=== What you are asked to do ===
Write out all the records exactly, and keep any images out.

Dataset excerpts:
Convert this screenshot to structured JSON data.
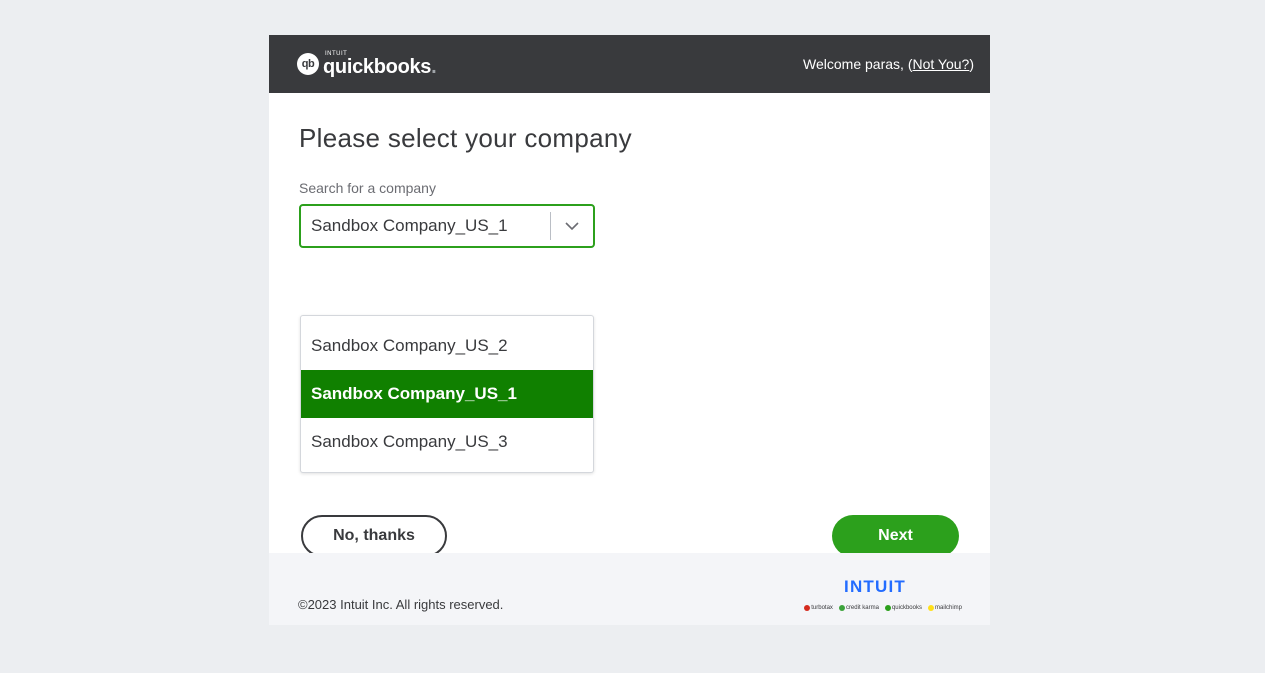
{
  "header": {
    "logo_intuit": "INTUIT",
    "logo_name": "quickbooks",
    "logo_dot": ".",
    "logo_mark": "qb",
    "welcome_text": "Welcome paras, ",
    "not_you_open": "(",
    "not_you_link": "Not You?",
    "not_you_close": ")"
  },
  "main": {
    "title": "Please select your company",
    "search_label": "Search for a company",
    "selected_value": "Sandbox Company_US_1",
    "options": [
      {
        "label": "Sandbox Company_US_2",
        "selected": false
      },
      {
        "label": "Sandbox Company_US_1",
        "selected": true
      },
      {
        "label": "Sandbox Company_US_3",
        "selected": false
      }
    ]
  },
  "actions": {
    "no_thanks_label": "No, thanks",
    "next_label": "Next"
  },
  "footer": {
    "copyright": "©2023 Intuit Inc. All rights reserved.",
    "intuit_logo": "INTUIT",
    "brands": [
      {
        "name": "turbotax",
        "color": "#d52b1e"
      },
      {
        "name": "credit karma",
        "color": "#3ca33b"
      },
      {
        "name": "quickbooks",
        "color": "#2ca01c"
      },
      {
        "name": "mailchimp",
        "color": "#ffe01b"
      }
    ]
  },
  "colors": {
    "header_bg": "#393a3d",
    "accent": "#2ca01c",
    "selected_option": "#108000",
    "intuit_blue": "#236cff"
  }
}
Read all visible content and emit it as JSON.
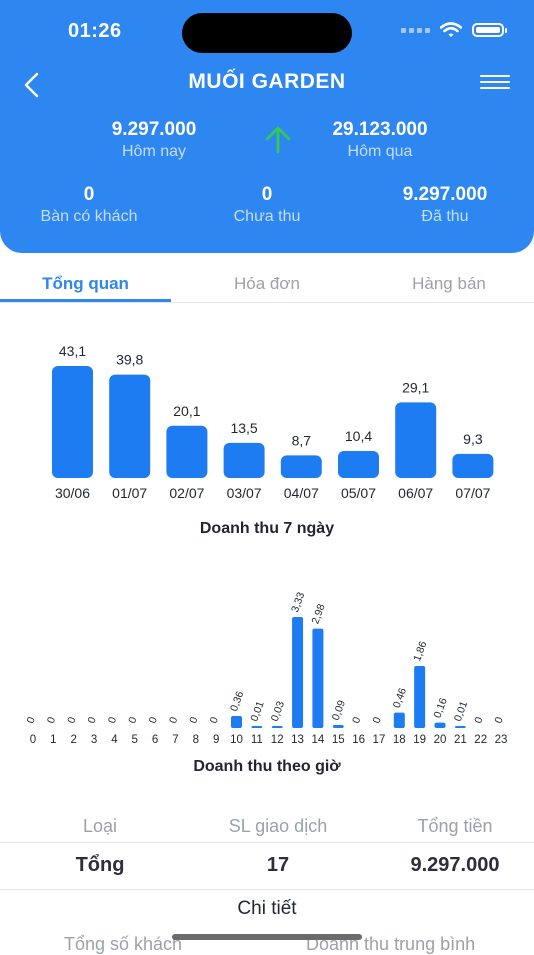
{
  "status_bar": {
    "time": "01:26"
  },
  "header": {
    "title": "MUỐI GARDEN",
    "today_value": "9.297.000",
    "today_label": "Hôm nay",
    "yesterday_value": "29.123.000",
    "yesterday_label": "Hôm qua",
    "tables_value": "0",
    "tables_label": "Bàn có khách",
    "unpaid_value": "0",
    "unpaid_label": "Chưa thu",
    "paid_value": "9.297.000",
    "paid_label": "Đã thu",
    "trend_color": "#34c759"
  },
  "tabs": [
    {
      "label": "Tổng quan",
      "active": true
    },
    {
      "label": "Hóa đơn",
      "active": false
    },
    {
      "label": "Hàng bán",
      "active": false
    }
  ],
  "chart_data": [
    {
      "type": "bar",
      "title": "Doanh thu 7 ngày",
      "categories": [
        "30/06",
        "01/07",
        "02/07",
        "03/07",
        "04/07",
        "05/07",
        "06/07",
        "07/07"
      ],
      "values": [
        43.1,
        39.8,
        20.1,
        13.5,
        8.7,
        10.4,
        29.1,
        9.3
      ],
      "value_labels": [
        "43,1",
        "39,8",
        "20,1",
        "13,5",
        "8,7",
        "10,4",
        "29,1",
        "9,3"
      ],
      "color": "#1d7cf2"
    },
    {
      "type": "bar",
      "title": "Doanh thu theo giờ",
      "categories": [
        "0",
        "1",
        "2",
        "3",
        "4",
        "5",
        "6",
        "7",
        "8",
        "9",
        "10",
        "11",
        "12",
        "13",
        "14",
        "15",
        "16",
        "17",
        "18",
        "19",
        "20",
        "21",
        "22",
        "23"
      ],
      "values": [
        0,
        0,
        0,
        0,
        0,
        0,
        0,
        0,
        0,
        0,
        0.36,
        0.01,
        0.03,
        3.33,
        2.98,
        0.09,
        0,
        0,
        0.46,
        1.86,
        0.16,
        0.01,
        0,
        0
      ],
      "value_labels": [
        "0",
        "0",
        "0",
        "0",
        "0",
        "0",
        "0",
        "0",
        "0",
        "0",
        "0,36",
        "0,01",
        "0,03",
        "3,33",
        "2,98",
        "0,09",
        "0",
        "0",
        "0,46",
        "1,86",
        "0,16",
        "0,01",
        "0",
        "0"
      ],
      "color": "#1d7cf2"
    }
  ],
  "summary": {
    "col_type": "Loại",
    "col_count": "SL giao dịch",
    "col_total": "Tổng tiền",
    "row_type": "Tổng",
    "row_count": "17",
    "row_total": "9.297.000",
    "detail_label": "Chi tiết",
    "footer_left": "Tổng số khách",
    "footer_right": "Doanh thu trung bình"
  }
}
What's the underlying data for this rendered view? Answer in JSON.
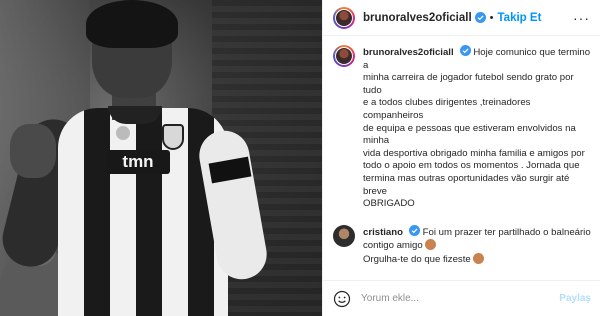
{
  "post": {
    "author": "brunoralves2oficiall",
    "follow_label": "Takip Et",
    "separator": "•",
    "more_label": "···",
    "caption_lines": [
      "Hoje comunico que termino a",
      "minha carreira de jogador futebol sendo grato por tudo",
      "e a todos clubes dirigentes ,treinadores companheiros",
      "de equipa e pessoas que estiveram envolvidos na minha",
      "vida desportiva obrigado minha familia e amigos por",
      "todo o apoio em todos os momentos . Jornada que",
      "termina mas outras oportunidades vão surgir até breve",
      "OBRIGADO"
    ],
    "photo": {
      "sponsor_text": "tmn"
    }
  },
  "comments": [
    {
      "user": "cristiano",
      "lines": [
        "Foi um prazer ter partilhado o balneário",
        "contigo amigo",
        "Orgulha-te do que fizeste"
      ]
    }
  ],
  "composer": {
    "placeholder": "Yorum ekle...",
    "share_label": "Paylaş"
  },
  "colors": {
    "link_blue": "#0095f6",
    "disabled_blue": "#b2dffc",
    "verified_blue": "#3897f0",
    "text": "#262626",
    "divider": "#efefef"
  },
  "icons": [
    "verified-badge-icon",
    "more-options-icon",
    "emoji-icon",
    "flexed-biceps-emoji-icon",
    "fist-emoji-icon"
  ]
}
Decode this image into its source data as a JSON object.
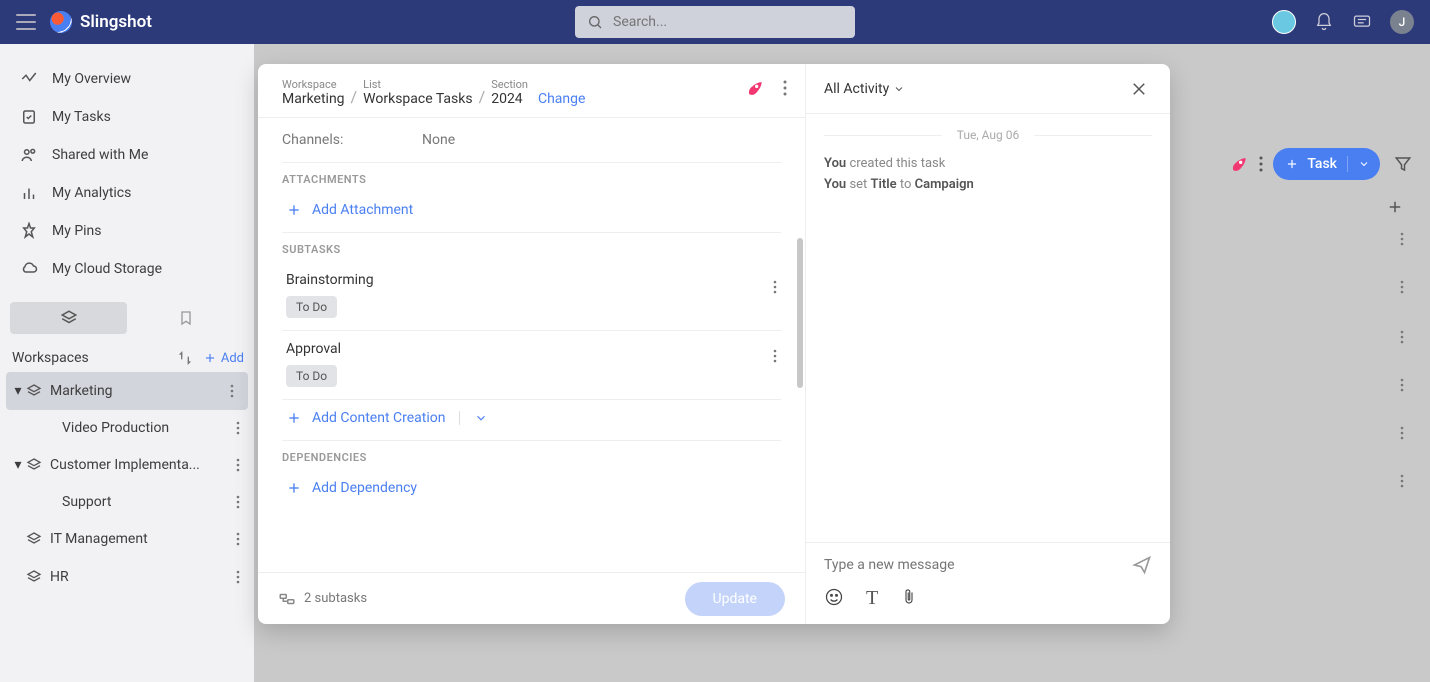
{
  "brand": "Slingshot",
  "search_placeholder": "Search...",
  "user_initial": "J",
  "nav": [
    {
      "label": "My Overview"
    },
    {
      "label": "My Tasks"
    },
    {
      "label": "Shared with Me"
    },
    {
      "label": "My Analytics"
    },
    {
      "label": "My Pins"
    },
    {
      "label": "My Cloud Storage"
    }
  ],
  "workspaces_header": "Workspaces",
  "add_label": "Add",
  "workspaces": [
    {
      "name": "Marketing",
      "selected": true,
      "expanded": true,
      "children": [
        "Video Production"
      ]
    },
    {
      "name": "Customer Implementa...",
      "expanded": true,
      "children": [
        "Support"
      ]
    },
    {
      "name": "IT Management"
    },
    {
      "name": "HR"
    }
  ],
  "toolbar": {
    "task_label": "Task"
  },
  "bg_row_dots_tops": [
    232,
    280,
    330,
    378,
    426,
    474
  ],
  "modal": {
    "breadcrumb": {
      "workspace_label": "Workspace",
      "workspace": "Marketing",
      "list_label": "List",
      "list": "Workspace Tasks",
      "section_label": "Section",
      "section": "2024",
      "change": "Change"
    },
    "channels_label": "Channels:",
    "channels_value": "None",
    "attachments_heading": "ATTACHMENTS",
    "add_attachment": "Add Attachment",
    "subtasks_heading": "SUBTASKS",
    "subtasks": [
      {
        "title": "Brainstorming",
        "status": "To Do"
      },
      {
        "title": "Approval",
        "status": "To Do"
      }
    ],
    "add_subtask": "Add Content Creation",
    "dependencies_heading": "DEPENDENCIES",
    "add_dependency": "Add Dependency",
    "footer_subtasks": "2 subtasks",
    "update_label": "Update"
  },
  "activity": {
    "dropdown": "All Activity",
    "date": "Tue, Aug 06",
    "line1_who": "You",
    "line1_rest": "created this task",
    "line2_who": "You",
    "line2_a": "set",
    "line2_b": "Title",
    "line2_c": "to",
    "line2_d": "Campaign",
    "msg_placeholder": "Type a new message"
  }
}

=== Answer to the exercise ===
Convert this screenshot to structured JSON data.
{
  "header": {
    "logo_intuit": "INTUIT",
    "logo_name": "quickbooks",
    "logo_dot": ".",
    "logo_mark": "qb",
    "welcome_text": "Welcome paras, ",
    "not_you_open": "(",
    "not_you_link": "Not You?",
    "not_you_close": ")"
  },
  "main": {
    "title": "Please select your company",
    "search_label": "Search for a company",
    "selected_value": "Sandbox Company_US_1",
    "options": [
      {
        "label": "Sandbox Company_US_2",
        "selected": false
      },
      {
        "label": "Sandbox Company_US_1",
        "selected": true
      },
      {
        "label": "Sandbox Company_US_3",
        "selected": false
      }
    ]
  },
  "actions": {
    "no_thanks_label": "No, thanks",
    "next_label": "Next"
  },
  "footer": {
    "copyright": "©2023 Intuit Inc. All rights reserved.",
    "intuit_logo": "INTUIT",
    "brands": [
      {
        "name": "turbotax",
        "color": "#d52b1e"
      },
      {
        "name": "credit karma",
        "color": "#3ca33b"
      },
      {
        "name": "quickbooks",
        "color": "#2ca01c"
      },
      {
        "name": "mailchimp",
        "color": "#ffe01b"
      }
    ]
  },
  "colors": {
    "header_bg": "#393a3d",
    "accent": "#2ca01c",
    "selected_option": "#108000",
    "intuit_blue": "#236cff"
  }
}
Read all visible content and emit it as JSON.
{
  "status_bar": {
    "time": "01:26"
  },
  "header": {
    "title": "MUỐI GARDEN",
    "today_value": "9.297.000",
    "today_label": "Hôm nay",
    "yesterday_value": "29.123.000",
    "yesterday_label": "Hôm qua",
    "tables_value": "0",
    "tables_label": "Bàn có khách",
    "unpaid_value": "0",
    "unpaid_label": "Chưa thu",
    "paid_value": "9.297.000",
    "paid_label": "Đã thu",
    "trend_color": "#34c759"
  },
  "tabs": [
    {
      "label": "Tổng quan",
      "active": true
    },
    {
      "label": "Hóa đơn",
      "active": false
    },
    {
      "label": "Hàng bán",
      "active": false
    }
  ],
  "chart_data": [
    {
      "type": "bar",
      "title": "Doanh thu 7 ngày",
      "categories": [
        "30/06",
        "01/07",
        "02/07",
        "03/07",
        "04/07",
        "05/07",
        "06/07",
        "07/07"
      ],
      "values": [
        43.1,
        39.8,
        20.1,
        13.5,
        8.7,
        10.4,
        29.1,
        9.3
      ],
      "value_labels": [
        "43,1",
        "39,8",
        "20,1",
        "13,5",
        "8,7",
        "10,4",
        "29,1",
        "9,3"
      ],
      "color": "#1d7cf2"
    },
    {
      "type": "bar",
      "title": "Doanh thu theo giờ",
      "categories": [
        "0",
        "1",
        "2",
        "3",
        "4",
        "5",
        "6",
        "7",
        "8",
        "9",
        "10",
        "11",
        "12",
        "13",
        "14",
        "15",
        "16",
        "17",
        "18",
        "19",
        "20",
        "21",
        "22",
        "23"
      ],
      "values": [
        0,
        0,
        0,
        0,
        0,
        0,
        0,
        0,
        0,
        0,
        0.36,
        0.01,
        0.03,
        3.33,
        2.98,
        0.09,
        0,
        0,
        0.46,
        1.86,
        0.16,
        0.01,
        0,
        0
      ],
      "value_labels": [
        "0",
        "0",
        "0",
        "0",
        "0",
        "0",
        "0",
        "0",
        "0",
        "0",
        "0,36",
        "0,01",
        "0,03",
        "3,33",
        "2,98",
        "0,09",
        "0",
        "0",
        "0,46",
        "1,86",
        "0,16",
        "0,01",
        "0",
        "0"
      ],
      "color": "#1d7cf2"
    }
  ],
  "summary": {
    "col_type": "Loại",
    "col_count": "SL giao dịch",
    "col_total": "Tổng tiền",
    "row_type": "Tổng",
    "row_count": "17",
    "row_total": "9.297.000",
    "detail_label": "Chi tiết",
    "footer_left": "Tổng số khách",
    "footer_right": "Doanh thu trung bình"
  }
}
What's the underlying data for this rendered view? Answer in JSON.
{
  "post": {
    "author": "brunoralves2oficiall",
    "follow_label": "Takip Et",
    "separator": "•",
    "more_label": "···",
    "caption_lines": [
      "Hoje comunico que termino a",
      "minha carreira de jogador futebol sendo grato por tudo",
      "e a todos clubes dirigentes ,treinadores companheiros",
      "de equipa e pessoas que estiveram envolvidos na minha",
      "vida desportiva obrigado minha familia e amigos por",
      "todo o apoio em todos os momentos . Jornada que",
      "termina mas outras oportunidades vão surgir até breve",
      "OBRIGADO"
    ],
    "photo": {
      "sponsor_text": "tmn"
    }
  },
  "comments": [
    {
      "user": "cristiano",
      "lines": [
        "Foi um prazer ter partilhado o balneário",
        "contigo amigo",
        "Orgulha-te do que fizeste"
      ]
    }
  ],
  "composer": {
    "placeholder": "Yorum ekle...",
    "share_label": "Paylaş"
  },
  "colors": {
    "link_blue": "#0095f6",
    "disabled_blue": "#b2dffc",
    "verified_blue": "#3897f0",
    "text": "#262626",
    "divider": "#efefef"
  },
  "icons": [
    "verified-badge-icon",
    "more-options-icon",
    "emoji-icon",
    "flexed-biceps-emoji-icon",
    "fist-emoji-icon"
  ]
}
Decode this image into its source data as a JSON object.
{
  "brand": "Slingshot",
  "search_placeholder": "Search...",
  "user_initial": "J",
  "nav": [
    {
      "label": "My Overview"
    },
    {
      "label": "My Tasks"
    },
    {
      "label": "Shared with Me"
    },
    {
      "label": "My Analytics"
    },
    {
      "label": "My Pins"
    },
    {
      "label": "My Cloud Storage"
    }
  ],
  "workspaces_header": "Workspaces",
  "add_label": "Add",
  "workspaces": [
    {
      "name": "Marketing",
      "selected": true,
      "expanded": true,
      "children": [
        "Video Production"
      ]
    },
    {
      "name": "Customer Implementa...",
      "expanded": true,
      "children": [
        "Support"
      ]
    },
    {
      "name": "IT Management"
    },
    {
      "name": "HR"
    }
  ],
  "toolbar": {
    "task_label": "Task"
  },
  "bg_row_dots_tops": [
    232,
    280,
    330,
    378,
    426,
    474
  ],
  "modal": {
    "breadcrumb": {
      "workspace_label": "Workspace",
      "workspace": "Marketing",
      "list_label": "List",
      "list": "Workspace Tasks",
      "section_label": "Section",
      "section": "2024",
      "change": "Change"
    },
    "channels_label": "Channels:",
    "channels_value": "None",
    "attachments_heading": "ATTACHMENTS",
    "add_attachment": "Add Attachment",
    "subtasks_heading": "SUBTASKS",
    "subtasks": [
      {
        "title": "Brainstorming",
        "status": "To Do"
      },
      {
        "title": "Approval",
        "status": "To Do"
      }
    ],
    "add_subtask": "Add Content Creation",
    "dependencies_heading": "DEPENDENCIES",
    "add_dependency": "Add Dependency",
    "footer_subtasks": "2 subtasks",
    "update_label": "Update"
  },
  "activity": {
    "dropdown": "All Activity",
    "date": "Tue, Aug 06",
    "line1_who": "You",
    "line1_rest": "created this task",
    "line2_who": "You",
    "line2_a": "set",
    "line2_b": "Title",
    "line2_c": "to",
    "line2_d": "Campaign",
    "msg_placeholder": "Type a new message"
  }
}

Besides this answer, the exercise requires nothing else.